HMRC will not 'write off' tax underpayments
Despite rumours to the contrary, HM Revenue & Customs has stated it will not simply "write off" up to £1.5 billion in tax underpayments.
According to BBC reports, HMRC "insiders" said the majority of the recent tax error cases would be ignored because they are over two years old and can be challenged by taxpayers.
However, HMRC has told Moneywise the BBC has got it wrong. Firstly, there is no legal time limit stopping HMRC backdating tax due to it, although it admits in a small number of cases taxpayers will be able to appeal.
In addition, many of these "tax error cases" are actually part of the constant stream of what HMRC calls "open cases".
These occur when the tax calculation HMRC holds for a taxpayer does not tally with what their employer has provided and so it has to work out where the discrepancy comes from.
Typically, HMRC waits until the end of the tax year to see if the underpayment or overpayment will rectify itself (for example if the employer corrects the employee's tax code).
Patrick O'Brien, spokesperson for HMRC, says: "At any time there are millions of 'open cases' in the PAYE (pay as you earn) tax system.

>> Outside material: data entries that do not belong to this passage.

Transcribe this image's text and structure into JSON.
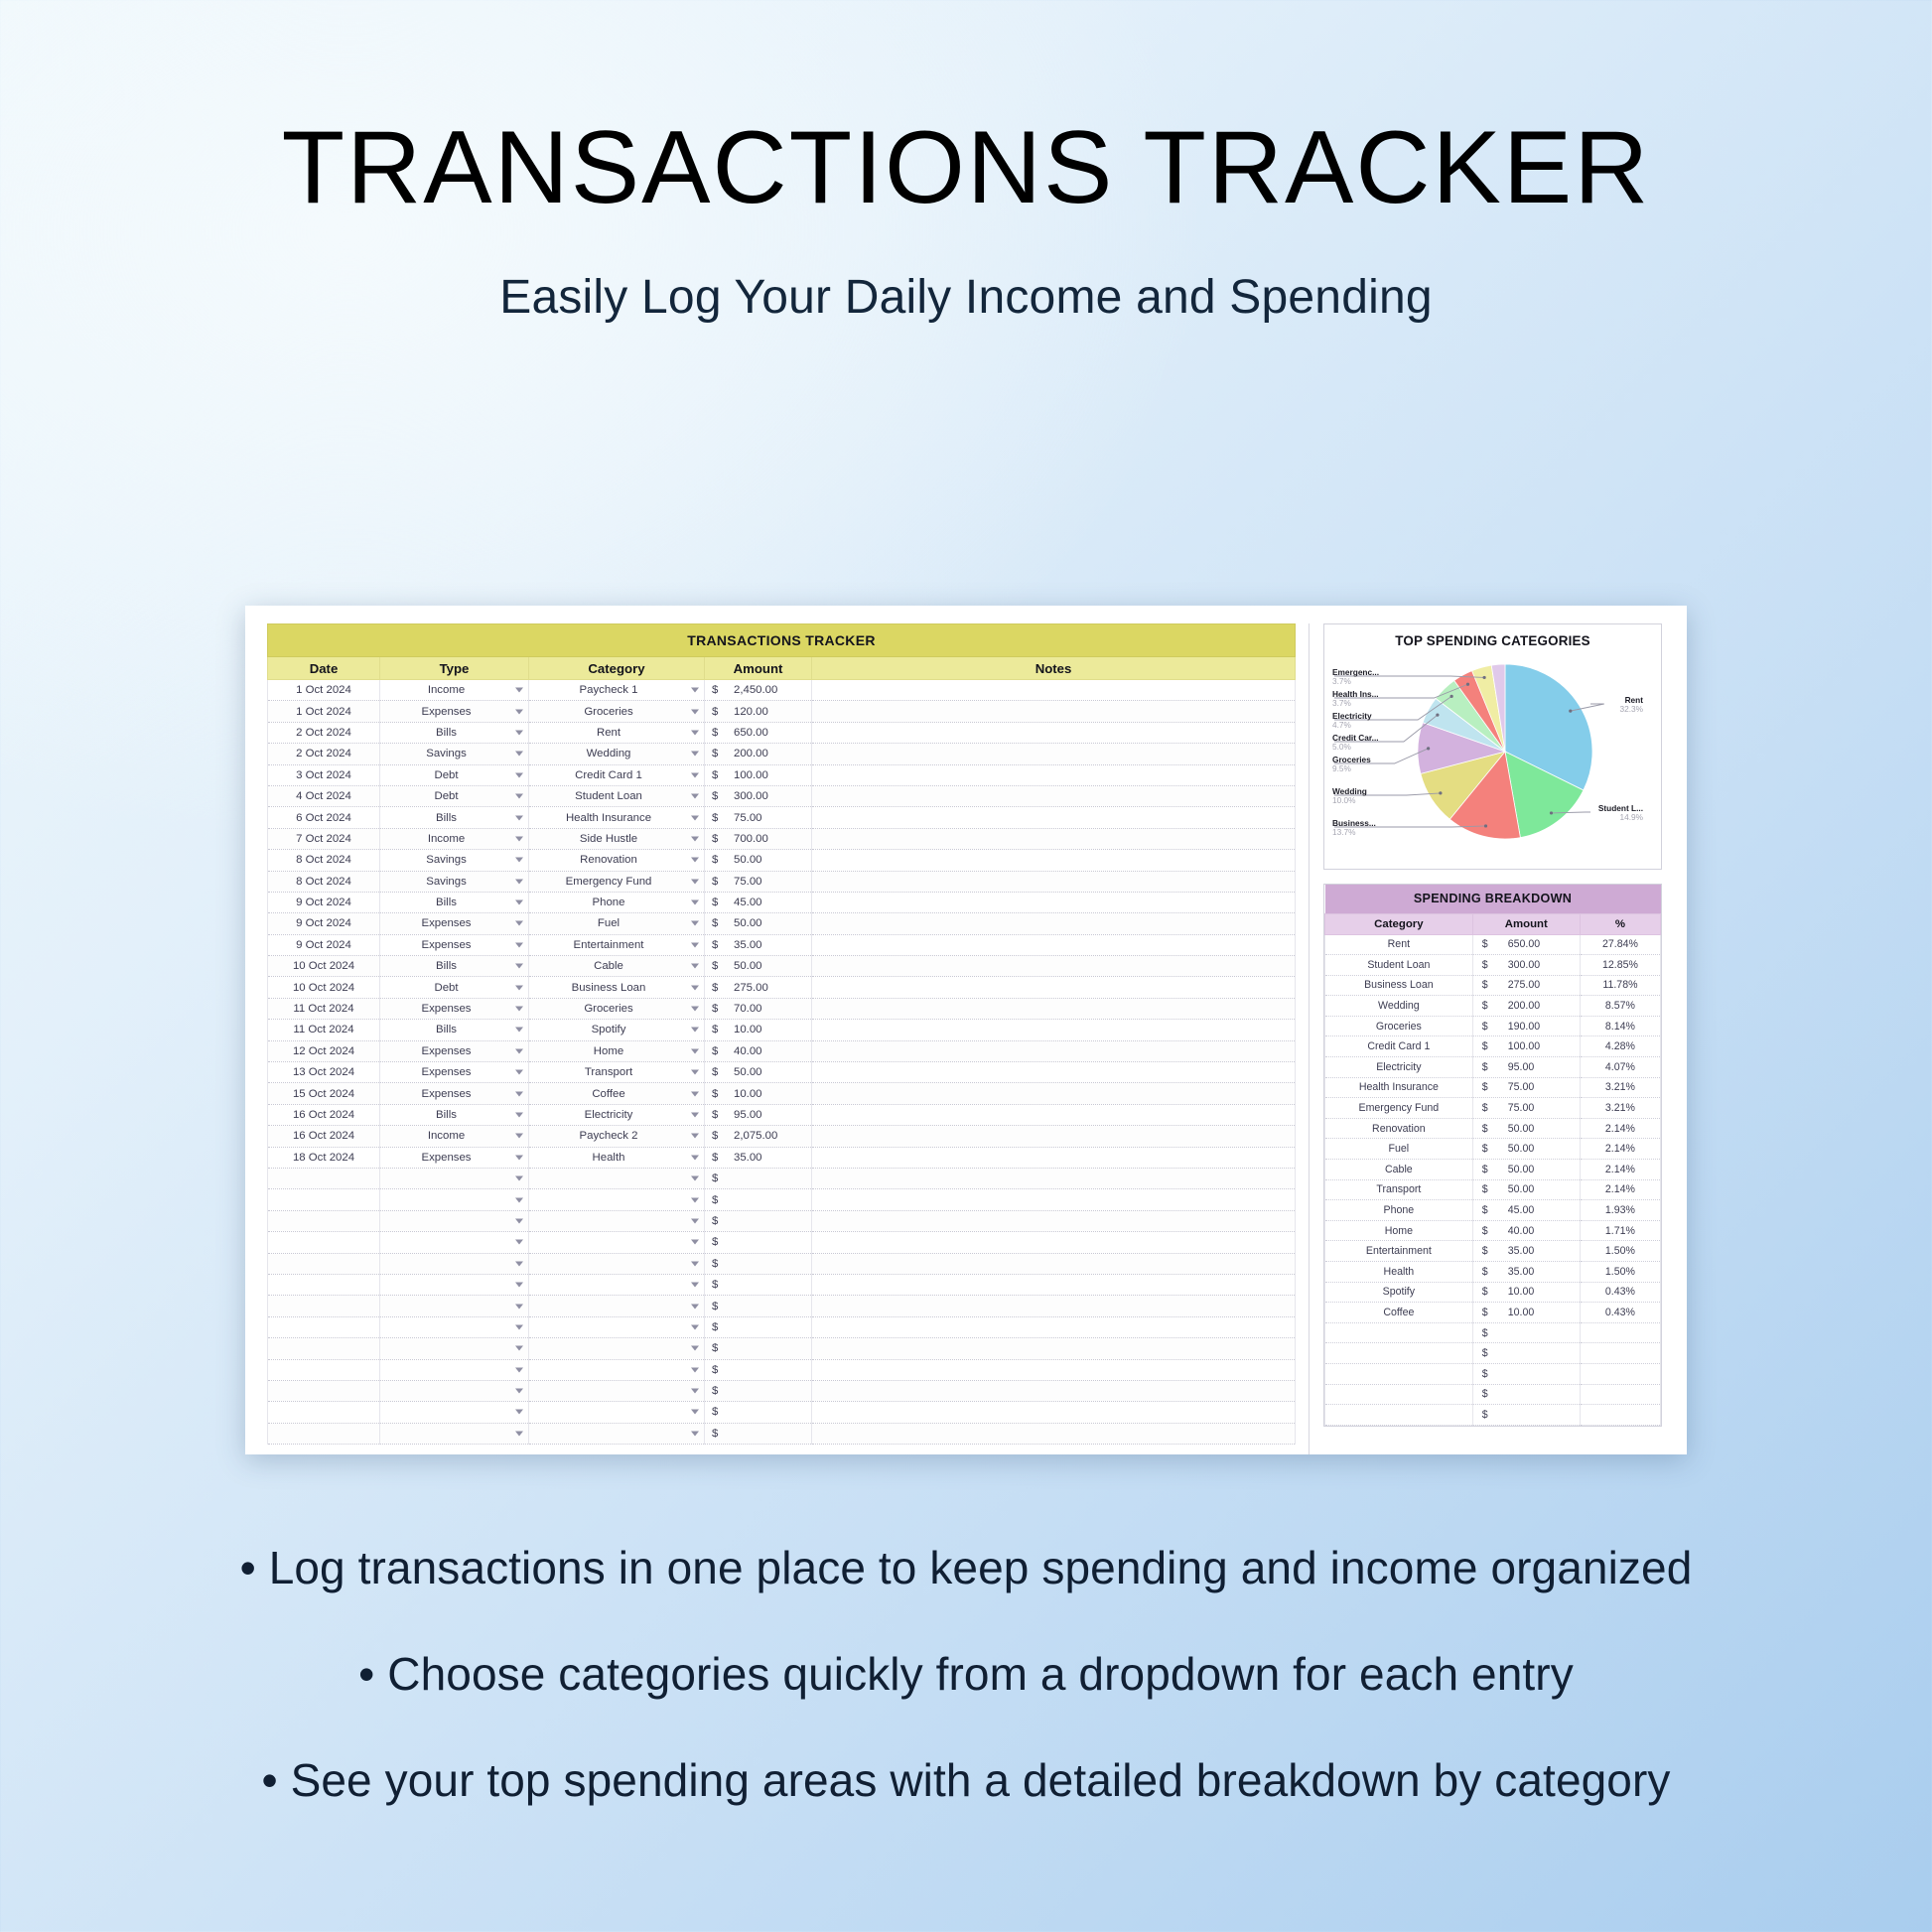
{
  "header": {
    "title": "TRANSACTIONS TRACKER",
    "subtitle": "Easily Log Your Daily Income and Spending"
  },
  "mockup": {
    "tracker": {
      "banner": "TRANSACTIONS TRACKER",
      "columns": [
        "Date",
        "Type",
        "Category",
        "Amount",
        "Notes"
      ],
      "currency_symbol": "$",
      "rows": [
        {
          "date": "1 Oct 2024",
          "type": "Income",
          "category": "Paycheck 1",
          "amount": "2,450.00",
          "notes": ""
        },
        {
          "date": "1 Oct 2024",
          "type": "Expenses",
          "category": "Groceries",
          "amount": "120.00",
          "notes": ""
        },
        {
          "date": "2 Oct 2024",
          "type": "Bills",
          "category": "Rent",
          "amount": "650.00",
          "notes": ""
        },
        {
          "date": "2 Oct 2024",
          "type": "Savings",
          "category": "Wedding",
          "amount": "200.00",
          "notes": ""
        },
        {
          "date": "3 Oct 2024",
          "type": "Debt",
          "category": "Credit Card 1",
          "amount": "100.00",
          "notes": ""
        },
        {
          "date": "4 Oct 2024",
          "type": "Debt",
          "category": "Student Loan",
          "amount": "300.00",
          "notes": ""
        },
        {
          "date": "6 Oct 2024",
          "type": "Bills",
          "category": "Health Insurance",
          "amount": "75.00",
          "notes": ""
        },
        {
          "date": "7 Oct 2024",
          "type": "Income",
          "category": "Side Hustle",
          "amount": "700.00",
          "notes": ""
        },
        {
          "date": "8 Oct 2024",
          "type": "Savings",
          "category": "Renovation",
          "amount": "50.00",
          "notes": ""
        },
        {
          "date": "8 Oct 2024",
          "type": "Savings",
          "category": "Emergency Fund",
          "amount": "75.00",
          "notes": ""
        },
        {
          "date": "9 Oct 2024",
          "type": "Bills",
          "category": "Phone",
          "amount": "45.00",
          "notes": ""
        },
        {
          "date": "9 Oct 2024",
          "type": "Expenses",
          "category": "Fuel",
          "amount": "50.00",
          "notes": ""
        },
        {
          "date": "9 Oct 2024",
          "type": "Expenses",
          "category": "Entertainment",
          "amount": "35.00",
          "notes": ""
        },
        {
          "date": "10 Oct 2024",
          "type": "Bills",
          "category": "Cable",
          "amount": "50.00",
          "notes": ""
        },
        {
          "date": "10 Oct 2024",
          "type": "Debt",
          "category": "Business Loan",
          "amount": "275.00",
          "notes": ""
        },
        {
          "date": "11 Oct 2024",
          "type": "Expenses",
          "category": "Groceries",
          "amount": "70.00",
          "notes": ""
        },
        {
          "date": "11 Oct 2024",
          "type": "Bills",
          "category": "Spotify",
          "amount": "10.00",
          "notes": ""
        },
        {
          "date": "12 Oct 2024",
          "type": "Expenses",
          "category": "Home",
          "amount": "40.00",
          "notes": ""
        },
        {
          "date": "13 Oct 2024",
          "type": "Expenses",
          "category": "Transport",
          "amount": "50.00",
          "notes": ""
        },
        {
          "date": "15 Oct 2024",
          "type": "Expenses",
          "category": "Coffee",
          "amount": "10.00",
          "notes": ""
        },
        {
          "date": "16 Oct 2024",
          "type": "Bills",
          "category": "Electricity",
          "amount": "95.00",
          "notes": ""
        },
        {
          "date": "16 Oct 2024",
          "type": "Income",
          "category": "Paycheck 2",
          "amount": "2,075.00",
          "notes": ""
        },
        {
          "date": "18 Oct 2024",
          "type": "Expenses",
          "category": "Health",
          "amount": "35.00",
          "notes": ""
        }
      ],
      "empty_row_count": 13
    },
    "breakdown": {
      "banner": "SPENDING BREAKDOWN",
      "columns": [
        "Category",
        "Amount",
        "%"
      ],
      "currency_symbol": "$",
      "rows": [
        {
          "category": "Rent",
          "amount": "650.00",
          "pct": "27.84%"
        },
        {
          "category": "Student Loan",
          "amount": "300.00",
          "pct": "12.85%"
        },
        {
          "category": "Business Loan",
          "amount": "275.00",
          "pct": "11.78%"
        },
        {
          "category": "Wedding",
          "amount": "200.00",
          "pct": "8.57%"
        },
        {
          "category": "Groceries",
          "amount": "190.00",
          "pct": "8.14%"
        },
        {
          "category": "Credit Card 1",
          "amount": "100.00",
          "pct": "4.28%"
        },
        {
          "category": "Electricity",
          "amount": "95.00",
          "pct": "4.07%"
        },
        {
          "category": "Health Insurance",
          "amount": "75.00",
          "pct": "3.21%"
        },
        {
          "category": "Emergency Fund",
          "amount": "75.00",
          "pct": "3.21%"
        },
        {
          "category": "Renovation",
          "amount": "50.00",
          "pct": "2.14%"
        },
        {
          "category": "Fuel",
          "amount": "50.00",
          "pct": "2.14%"
        },
        {
          "category": "Cable",
          "amount": "50.00",
          "pct": "2.14%"
        },
        {
          "category": "Transport",
          "amount": "50.00",
          "pct": "2.14%"
        },
        {
          "category": "Phone",
          "amount": "45.00",
          "pct": "1.93%"
        },
        {
          "category": "Home",
          "amount": "40.00",
          "pct": "1.71%"
        },
        {
          "category": "Entertainment",
          "amount": "35.00",
          "pct": "1.50%"
        },
        {
          "category": "Health",
          "amount": "35.00",
          "pct": "1.50%"
        },
        {
          "category": "Spotify",
          "amount": "10.00",
          "pct": "0.43%"
        },
        {
          "category": "Coffee",
          "amount": "10.00",
          "pct": "0.43%"
        }
      ],
      "empty_row_count": 5
    }
  },
  "chart_data": {
    "type": "pie",
    "title": "TOP SPENDING CATEGORIES",
    "legend": "callout-labels",
    "labels": [
      "Rent",
      "Student L...",
      "Business...",
      "Wedding",
      "Groceries",
      "Credit Car...",
      "Electricity",
      "Health Ins...",
      "Emergenc..."
    ],
    "values": [
      32.3,
      14.9,
      13.7,
      10.0,
      9.5,
      5.0,
      4.7,
      3.7,
      3.7
    ],
    "value_labels": [
      "32.3%",
      "14.9%",
      "13.7%",
      "10.0%",
      "9.5%",
      "5.0%",
      "4.7%",
      "3.7%",
      "3.7%"
    ],
    "colors": [
      "#84cdea",
      "#7ee89a",
      "#f4817c",
      "#e4dd82",
      "#d3b2de",
      "#bfe4ef",
      "#b8efc0",
      "#f4817c",
      "#f0eda4"
    ],
    "other_slice_color": "#e0c9ea",
    "other_slice_value": 2.5
  },
  "bullets": [
    "• Log transactions in one place to keep spending and income organized",
    "• Choose categories quickly from a dropdown for each entry",
    "• See your top spending areas with a detailed breakdown by category"
  ]
}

In the vast majority of such cases the discrepancy will be resolved and no tax will be due.
"Inevitably therefore some of the recent tax error cases won't need to be paid: if someone has gone abroad, died or become bankrupt, or if our calculations are incorrect."
"But if this is money owed to UK plc, why would we just write it off?"

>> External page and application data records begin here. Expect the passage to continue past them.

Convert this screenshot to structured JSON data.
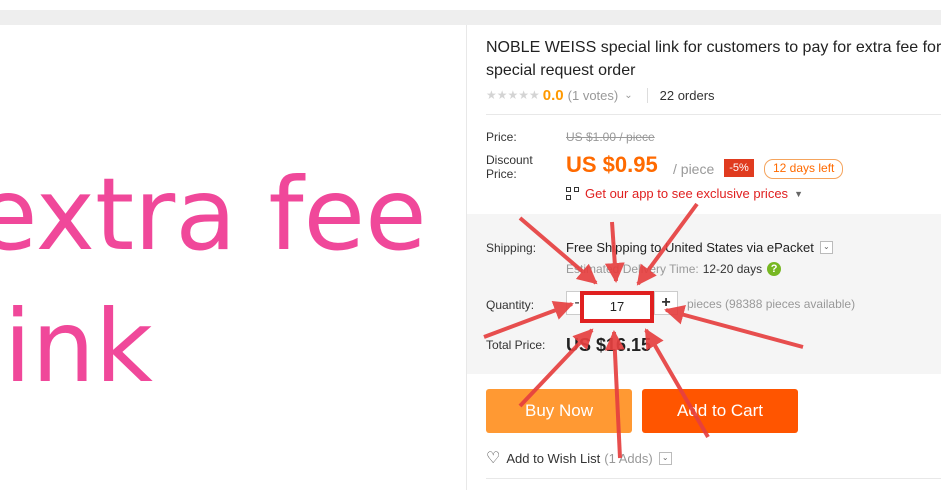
{
  "image": {
    "line1": "extra fee",
    "line2": "link"
  },
  "product": {
    "title": "NOBLE WEISS special link for customers to pay for extra fee for special request order",
    "stars_icon": "star-rating-icon",
    "rating": "0.0",
    "votes": "(1 votes)",
    "orders": "22 orders"
  },
  "price": {
    "price_label": "Price:",
    "original": "US $1.00 / piece",
    "discount_label_1": "Discount",
    "discount_label_2": "Price:",
    "discounted": "US $0.95",
    "per_piece": "/ piece",
    "discount_badge": "-5%",
    "days_left": "12 days left",
    "app_promo": "Get our app to see exclusive prices"
  },
  "shipping": {
    "label": "Shipping:",
    "method": "Free Shipping to United States via ePacket",
    "estimated_label": "Estimated Delivery Time:",
    "estimated_value": "12-20 days",
    "help_icon": "?"
  },
  "quantity": {
    "label": "Quantity:",
    "minus": "-",
    "value": "17",
    "plus": "+",
    "availability": "pieces (98388 pieces available)"
  },
  "total": {
    "label": "Total Price:",
    "value": "US $16.15"
  },
  "actions": {
    "buy_now": "Buy Now",
    "add_to_cart": "Add to Cart",
    "wish_list": "Add to Wish List",
    "wish_adds": "(1 Adds)"
  },
  "colors": {
    "accent_orange": "#ff6a00",
    "buy_button": "#ff9933",
    "cart_button": "#ff5500",
    "annotation_red": "#e02020",
    "image_text_pink": "#f0489a"
  }
}
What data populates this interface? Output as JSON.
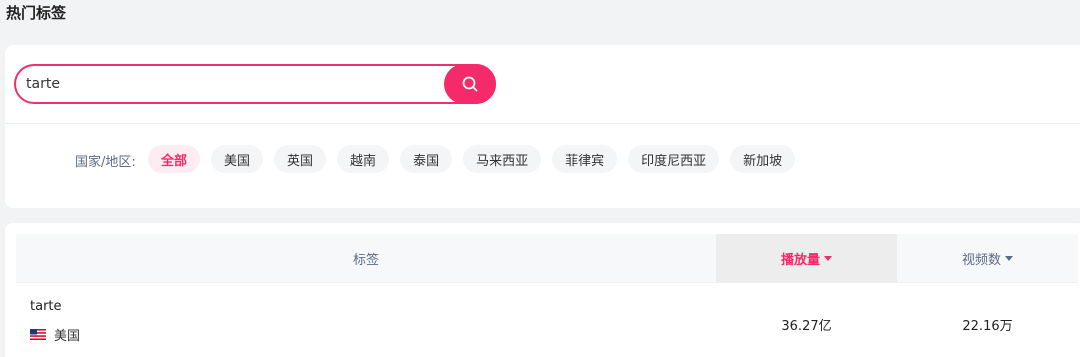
{
  "page": {
    "title": "热门标签"
  },
  "search": {
    "value": "tarte"
  },
  "filter": {
    "label": "国家/地区:",
    "chips": [
      {
        "label": "全部",
        "active": true
      },
      {
        "label": "美国"
      },
      {
        "label": "英国"
      },
      {
        "label": "越南"
      },
      {
        "label": "泰国"
      },
      {
        "label": "马来西亚"
      },
      {
        "label": "菲律宾"
      },
      {
        "label": "印度尼西亚"
      },
      {
        "label": "新加坡"
      }
    ]
  },
  "table": {
    "columns": {
      "tag": "标签",
      "plays": "播放量",
      "videos": "视频数"
    },
    "rows": [
      {
        "tag": "tarte",
        "region": "美国",
        "plays": "36.27亿",
        "videos": "22.16万"
      }
    ]
  },
  "colors": {
    "accent": "#f52a6a",
    "muted_text": "#5a6a85"
  },
  "icons": {
    "search": "search-icon",
    "sort": "caret-down-icon",
    "flag": "us-flag-icon"
  }
}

O'Brien also says HMRC will only send out letters once it knows a taxpayer has definitely under or overpaid.
A few weeks ago, HMRC announced £6 billion in tax errors in its PAYE system, including an estimated £2 billion in underpayments affecting some 1.8 million taxpayers.

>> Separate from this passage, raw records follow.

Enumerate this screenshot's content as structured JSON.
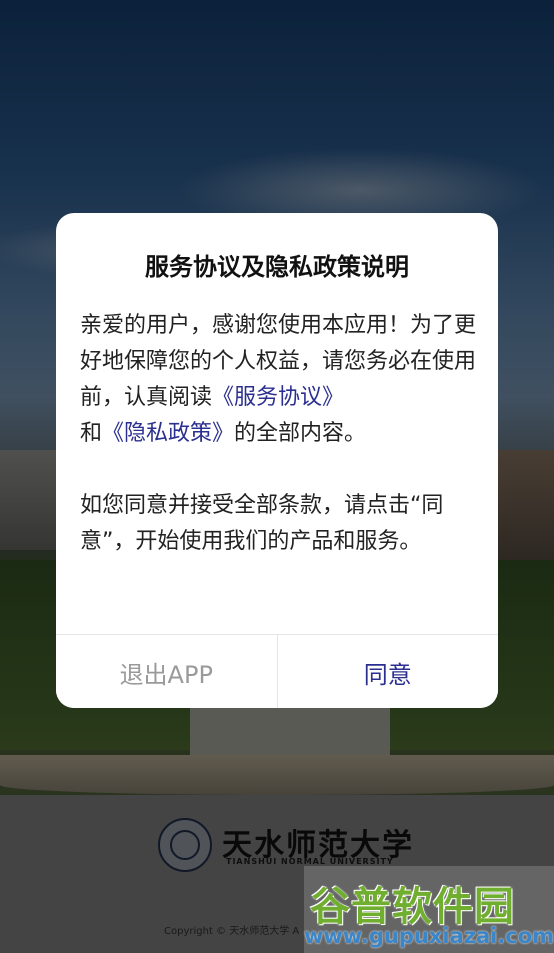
{
  "dialog": {
    "title": "服务协议及隐私政策说明",
    "para1_part1": "亲爱的用户，感谢您使用本应用！为了更好地保障您的个人权益，请您务必在使用前，认真阅读",
    "service_link": "《服务协议》",
    "para1_and": "和",
    "privacy_link": "《隐私政策》",
    "para1_part2": "的全部内容。",
    "para2": "如您同意并接受全部条款，请点击“同意”，开始使用我们的产品和服务。",
    "exit_label": "退出APP",
    "agree_label": "同意"
  },
  "footer": {
    "university_name": "天水师范大学",
    "university_en": "TIANSHUI NORMAL UNIVERSITY",
    "copyright": "Copyright © 天水师范大学 A"
  },
  "watermark": {
    "name": "谷普软件园",
    "url": "www.gupuxiazai.com"
  },
  "colors": {
    "link": "#2b2f8f",
    "agree": "#2b2f8f",
    "exit": "#9a9a9a"
  }
}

For some lucky taxpayers, HMRC errors will lead to a tax rebate, worth on average £420. O'Brien says vulnerable taxpayers such as low income families will be prioritised when it comes to reimbursements.
The tax calculation errors occurred over the last two tax years and have been blamed on the out-dated computer system used to work out PAYE tax.
HMRC acknowledged that a small number of taxpayers will have grounds for appeal if they receive an underpayment letter: "HMRC can consider writing off the underpayment in certain limited circumstances.
"These are if HMRC had been provided with all the information necessary to get their tax right and the taxpayer could have reasonably expected their tax deductions to be right."
In such cases taxpayers are advised to contact HMRC and ask for their underpayment to be reviewed under an Extra Statutory Concession. For more click here.
But O'Brien warns: "All our past experience indicates these circumstances will only apply in a very small number of cases."
Used by an employer or pension provider to calculate the amount of tax to deduct from pay or pension. A tax code is usually made up of several numbers followed by a letter. If you replace the letter in your tax code with ‘9’ you will get the total amount of income you can earn in a year before paying tax, for example 747L would mean a person could earn up to £7,479 before paying tax. The wrong tax code could mean a person ends up paying too much or too little tax.